Well HOORAY! readers, winter is finally upon us and the colder weather makes a cosy blanket, good book, and a humble pie sound like a dream.
Winter tis the season to bake and who doesn’t love a good pie? They are hearty, indulgent and the perfect dessert to serve on a cold winters’ night. Pies are versatile, allow you to work with seasonal and locally sourced ingredients and are simply delicious. They are a great recipe to serve at casual dinners, birthdays, afternoon tea or any occasion.
Today we bring you a super delicious sour cherry pie courtesy of one of our favourite cake bakers, Cherry Murphy from Cherry Cakes.
Cherry says, “When I’m not in the kitchen whipping up cakes for my business Cherry Cakes, you will probably find me at home in my kitchen baking pies. For me baking has always been the greatest source of joy and I feel so lucky that it’s how I make my living. My father always used to say that I had “flour in my blood” as we have a history of pastry chefs in my family that goes back to my great grandmother.”

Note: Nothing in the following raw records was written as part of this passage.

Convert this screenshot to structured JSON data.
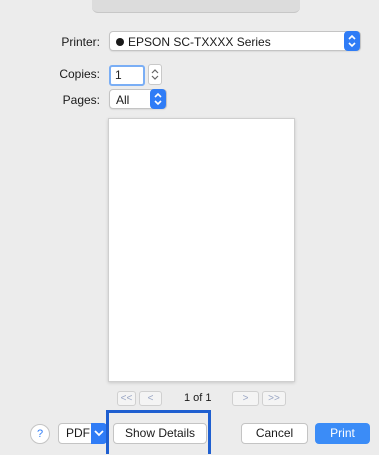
{
  "dialog": {
    "printer_label": "Printer:",
    "printer_value": "EPSON SC-TXXXX Series",
    "copies_label": "Copies:",
    "copies_value": "1",
    "pages_label": "Pages:",
    "pages_value": "All"
  },
  "pager": {
    "first": "<<",
    "prev": "<",
    "text": "1 of 1",
    "next": ">",
    "last": ">>"
  },
  "footer": {
    "help": "?",
    "pdf": "PDF",
    "show_details": "Show Details",
    "cancel": "Cancel",
    "print": "Print"
  },
  "colors": {
    "accent": "#3b8cf7",
    "highlight_border": "#1f5fd0"
  },
  "icons": {
    "printer_status": "status-dot-icon",
    "popup_arrows": "up-down-chevron-icon",
    "pdf_menu": "chevron-down-icon"
  }
}
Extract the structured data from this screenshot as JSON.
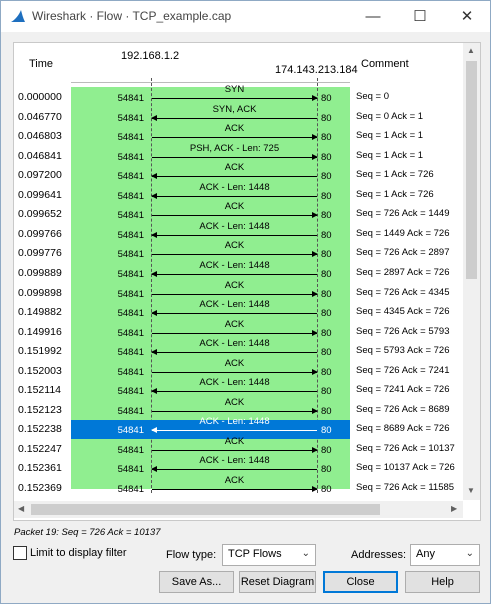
{
  "window": {
    "title": "Wireshark · Flow · TCP_example.cap"
  },
  "columns": {
    "time": "Time",
    "comment": "Comment"
  },
  "hosts": {
    "left": "192.168.1.2",
    "right": "174.143.213.184"
  },
  "flows": [
    {
      "time": "0.000000",
      "label": "SYN",
      "src_port": "54841",
      "dst_port": "80",
      "dir": "right",
      "comment": "Seq = 0"
    },
    {
      "time": "0.046770",
      "label": "SYN, ACK",
      "src_port": "54841",
      "dst_port": "80",
      "dir": "left",
      "comment": "Seq = 0 Ack = 1"
    },
    {
      "time": "0.046803",
      "label": "ACK",
      "src_port": "54841",
      "dst_port": "80",
      "dir": "right",
      "comment": "Seq = 1 Ack = 1"
    },
    {
      "time": "0.046841",
      "label": "PSH, ACK - Len: 725",
      "src_port": "54841",
      "dst_port": "80",
      "dir": "right",
      "comment": "Seq = 1 Ack = 1"
    },
    {
      "time": "0.097200",
      "label": "ACK",
      "src_port": "54841",
      "dst_port": "80",
      "dir": "left",
      "comment": "Seq = 1 Ack = 726"
    },
    {
      "time": "0.099641",
      "label": "ACK - Len: 1448",
      "src_port": "54841",
      "dst_port": "80",
      "dir": "left",
      "comment": "Seq = 1 Ack = 726"
    },
    {
      "time": "0.099652",
      "label": "ACK",
      "src_port": "54841",
      "dst_port": "80",
      "dir": "right",
      "comment": "Seq = 726 Ack = 1449"
    },
    {
      "time": "0.099766",
      "label": "ACK - Len: 1448",
      "src_port": "54841",
      "dst_port": "80",
      "dir": "left",
      "comment": "Seq = 1449 Ack = 726"
    },
    {
      "time": "0.099776",
      "label": "ACK",
      "src_port": "54841",
      "dst_port": "80",
      "dir": "right",
      "comment": "Seq = 726 Ack = 2897"
    },
    {
      "time": "0.099889",
      "label": "ACK - Len: 1448",
      "src_port": "54841",
      "dst_port": "80",
      "dir": "left",
      "comment": "Seq = 2897 Ack = 726"
    },
    {
      "time": "0.099898",
      "label": "ACK",
      "src_port": "54841",
      "dst_port": "80",
      "dir": "right",
      "comment": "Seq = 726 Ack = 4345"
    },
    {
      "time": "0.149882",
      "label": "ACK - Len: 1448",
      "src_port": "54841",
      "dst_port": "80",
      "dir": "left",
      "comment": "Seq = 4345 Ack = 726"
    },
    {
      "time": "0.149916",
      "label": "ACK",
      "src_port": "54841",
      "dst_port": "80",
      "dir": "right",
      "comment": "Seq = 726 Ack = 5793"
    },
    {
      "time": "0.151992",
      "label": "ACK - Len: 1448",
      "src_port": "54841",
      "dst_port": "80",
      "dir": "left",
      "comment": "Seq = 5793 Ack = 726"
    },
    {
      "time": "0.152003",
      "label": "ACK",
      "src_port": "54841",
      "dst_port": "80",
      "dir": "right",
      "comment": "Seq = 726 Ack = 7241"
    },
    {
      "time": "0.152114",
      "label": "ACK - Len: 1448",
      "src_port": "54841",
      "dst_port": "80",
      "dir": "left",
      "comment": "Seq = 7241 Ack = 726"
    },
    {
      "time": "0.152123",
      "label": "ACK",
      "src_port": "54841",
      "dst_port": "80",
      "dir": "right",
      "comment": "Seq = 726 Ack = 8689"
    },
    {
      "time": "0.152238",
      "label": "ACK - Len: 1448",
      "src_port": "54841",
      "dst_port": "80",
      "dir": "left",
      "comment": "Seq = 8689 Ack = 726"
    },
    {
      "time": "0.152247",
      "label": "ACK",
      "src_port": "54841",
      "dst_port": "80",
      "dir": "right",
      "comment": "Seq = 726 Ack = 10137"
    },
    {
      "time": "0.152361",
      "label": "ACK - Len: 1448",
      "src_port": "54841",
      "dst_port": "80",
      "dir": "left",
      "comment": "Seq = 10137 Ack = 726"
    },
    {
      "time": "0.152369",
      "label": "ACK",
      "src_port": "54841",
      "dst_port": "80",
      "dir": "right",
      "comment": "Seq = 726 Ack = 11585"
    }
  ],
  "selected_index": 17,
  "status": "Packet 19: Seq = 726 Ack = 10137",
  "controls": {
    "limit_label": "Limit to display filter",
    "flow_type_label": "Flow type:",
    "flow_type_value": "TCP Flows",
    "addresses_label": "Addresses:",
    "addresses_value": "Any"
  },
  "buttons": {
    "save_as": "Save As...",
    "reset": "Reset Diagram",
    "close": "Close",
    "help": "Help"
  }
}
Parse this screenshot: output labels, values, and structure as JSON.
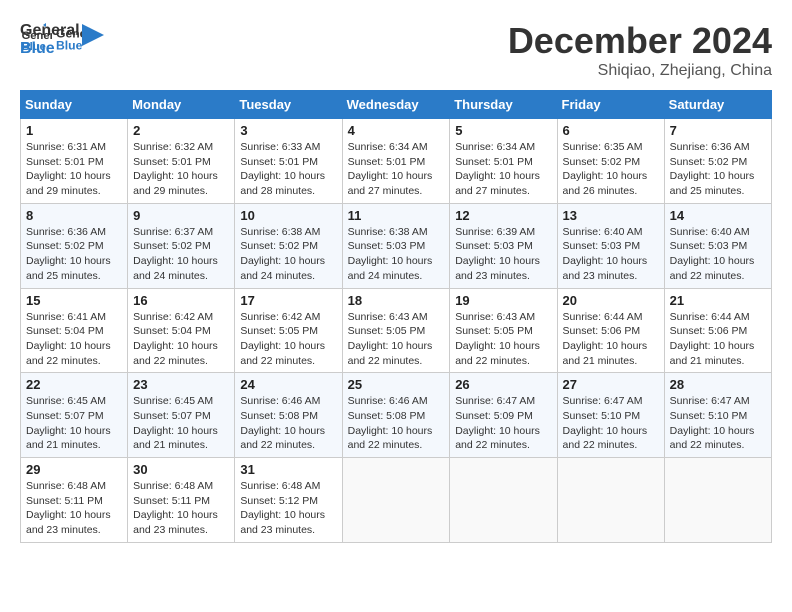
{
  "header": {
    "logo_line1": "General",
    "logo_line2": "Blue",
    "month": "December 2024",
    "location": "Shiqiao, Zhejiang, China"
  },
  "weekdays": [
    "Sunday",
    "Monday",
    "Tuesday",
    "Wednesday",
    "Thursday",
    "Friday",
    "Saturday"
  ],
  "weeks": [
    [
      {
        "day": "1",
        "sunrise": "6:31 AM",
        "sunset": "5:01 PM",
        "daylight": "10 hours and 29 minutes."
      },
      {
        "day": "2",
        "sunrise": "6:32 AM",
        "sunset": "5:01 PM",
        "daylight": "10 hours and 29 minutes."
      },
      {
        "day": "3",
        "sunrise": "6:33 AM",
        "sunset": "5:01 PM",
        "daylight": "10 hours and 28 minutes."
      },
      {
        "day": "4",
        "sunrise": "6:34 AM",
        "sunset": "5:01 PM",
        "daylight": "10 hours and 27 minutes."
      },
      {
        "day": "5",
        "sunrise": "6:34 AM",
        "sunset": "5:01 PM",
        "daylight": "10 hours and 27 minutes."
      },
      {
        "day": "6",
        "sunrise": "6:35 AM",
        "sunset": "5:02 PM",
        "daylight": "10 hours and 26 minutes."
      },
      {
        "day": "7",
        "sunrise": "6:36 AM",
        "sunset": "5:02 PM",
        "daylight": "10 hours and 25 minutes."
      }
    ],
    [
      {
        "day": "8",
        "sunrise": "6:36 AM",
        "sunset": "5:02 PM",
        "daylight": "10 hours and 25 minutes."
      },
      {
        "day": "9",
        "sunrise": "6:37 AM",
        "sunset": "5:02 PM",
        "daylight": "10 hours and 24 minutes."
      },
      {
        "day": "10",
        "sunrise": "6:38 AM",
        "sunset": "5:02 PM",
        "daylight": "10 hours and 24 minutes."
      },
      {
        "day": "11",
        "sunrise": "6:38 AM",
        "sunset": "5:03 PM",
        "daylight": "10 hours and 24 minutes."
      },
      {
        "day": "12",
        "sunrise": "6:39 AM",
        "sunset": "5:03 PM",
        "daylight": "10 hours and 23 minutes."
      },
      {
        "day": "13",
        "sunrise": "6:40 AM",
        "sunset": "5:03 PM",
        "daylight": "10 hours and 23 minutes."
      },
      {
        "day": "14",
        "sunrise": "6:40 AM",
        "sunset": "5:03 PM",
        "daylight": "10 hours and 22 minutes."
      }
    ],
    [
      {
        "day": "15",
        "sunrise": "6:41 AM",
        "sunset": "5:04 PM",
        "daylight": "10 hours and 22 minutes."
      },
      {
        "day": "16",
        "sunrise": "6:42 AM",
        "sunset": "5:04 PM",
        "daylight": "10 hours and 22 minutes."
      },
      {
        "day": "17",
        "sunrise": "6:42 AM",
        "sunset": "5:05 PM",
        "daylight": "10 hours and 22 minutes."
      },
      {
        "day": "18",
        "sunrise": "6:43 AM",
        "sunset": "5:05 PM",
        "daylight": "10 hours and 22 minutes."
      },
      {
        "day": "19",
        "sunrise": "6:43 AM",
        "sunset": "5:05 PM",
        "daylight": "10 hours and 22 minutes."
      },
      {
        "day": "20",
        "sunrise": "6:44 AM",
        "sunset": "5:06 PM",
        "daylight": "10 hours and 21 minutes."
      },
      {
        "day": "21",
        "sunrise": "6:44 AM",
        "sunset": "5:06 PM",
        "daylight": "10 hours and 21 minutes."
      }
    ],
    [
      {
        "day": "22",
        "sunrise": "6:45 AM",
        "sunset": "5:07 PM",
        "daylight": "10 hours and 21 minutes."
      },
      {
        "day": "23",
        "sunrise": "6:45 AM",
        "sunset": "5:07 PM",
        "daylight": "10 hours and 21 minutes."
      },
      {
        "day": "24",
        "sunrise": "6:46 AM",
        "sunset": "5:08 PM",
        "daylight": "10 hours and 22 minutes."
      },
      {
        "day": "25",
        "sunrise": "6:46 AM",
        "sunset": "5:08 PM",
        "daylight": "10 hours and 22 minutes."
      },
      {
        "day": "26",
        "sunrise": "6:47 AM",
        "sunset": "5:09 PM",
        "daylight": "10 hours and 22 minutes."
      },
      {
        "day": "27",
        "sunrise": "6:47 AM",
        "sunset": "5:10 PM",
        "daylight": "10 hours and 22 minutes."
      },
      {
        "day": "28",
        "sunrise": "6:47 AM",
        "sunset": "5:10 PM",
        "daylight": "10 hours and 22 minutes."
      }
    ],
    [
      {
        "day": "29",
        "sunrise": "6:48 AM",
        "sunset": "5:11 PM",
        "daylight": "10 hours and 23 minutes."
      },
      {
        "day": "30",
        "sunrise": "6:48 AM",
        "sunset": "5:11 PM",
        "daylight": "10 hours and 23 minutes."
      },
      {
        "day": "31",
        "sunrise": "6:48 AM",
        "sunset": "5:12 PM",
        "daylight": "10 hours and 23 minutes."
      },
      null,
      null,
      null,
      null
    ]
  ]
}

“I’m a bit obsessed with making pies. I love how versatile they are. As a chef I love to work with seasonal ingredients and there are hundreds of pie recipes to go with whatever you can find fresh at the markets. This is one of my favourite pies, partly for namesake, and partly because it’s so delicious.”
WHAT YOU’LL NEED
Pie dough (makes one pie): 225g unsalted butter | 2 ½ cups of plain flour| 1 pinch of salt | 2 tbsp sugar | 1 scraped vanilla bean (don’t throw out the pod, save it for jams.) | ½ tsp cinnamon ground | ½ cup of buttermilk |
Cherry pie filling: 2 x 670g jars of pitted cherries | 2 tbsp sugar | 1 tbsp plain flour | One egg for glazing | 2 tbsp brown sugar for the pie top
“My favourite thing about this pie filling is that it’s not an exact science. I tweak it every time I make it. Feel free to have a play around and add some extra flavours and spice.”
WHAT TO DO
Make the pie dough:
- Making the pie dough can either be done by hand or in a food processor. If you’re using your hands simply place all the dry ingredients into a large bowl.
- Cut the butter into small pieces and add to the dry mix.
- With your fingertips rub the butter into the dry mix until it starts to combine. The aim isn’t to make the mix look like sand, but instead to leave a few little lumps. These are what will create pockets of air when they melt which will give you a flaky pastry.
- Add your buttermilk and mix gently with a spoon until a rough dough starts to form. You don’t want to over mix otherwise you will end up with a tough dough.
- Wrap the dough in cling wrap and place it in the fridge for up to an hour. This will give the chance for the gluten (and yourself) to relax.
Make the pie filling and assembly:
- Drain cherries, and check for any pips (I always find at least one!)
- In a large bowl combine the dry ingredients with the cherries and give it all a little stir.
- Oil a pie or tart tin (I prefer one with a fluted side and pop out base.)
- Take the pie dough out from the fridge and divide into thirds.
- Take two thirds of the dough and roll it out into a circle on a lightly floured surface.
- Loosely roll the dough over the rolling pin and drape over the pie tin. Using your fingertips press gently into all the corners to make sure the pastry is pushed into every nook and cranny.
- Trip off the excess pastry and pour in your filling.
- The remaining pastry and roll out on a lightly floured surface until it’s about ¾ cm in thickness. Cut into long strips a little longer than your pie dish.
- Crisscross the pie long strips over the top of the pie and gently press the ends into the pie sides.
- Lightly whisk your egg and brush over the top of the pie.
- Sprinkle with brown sugar.
At this stage the pie can either be baked in a preheated oven at 180 degrees for 40 minutes or until golden brown, or it can be placed in the fridge to be baked later. This is a perfect trick if you are having a dinner party and want to serve warm pie, but don’t want the fuss of preparing it in front of guests
Made by Cherry Murphy
Photographed by Zosia Fabijanska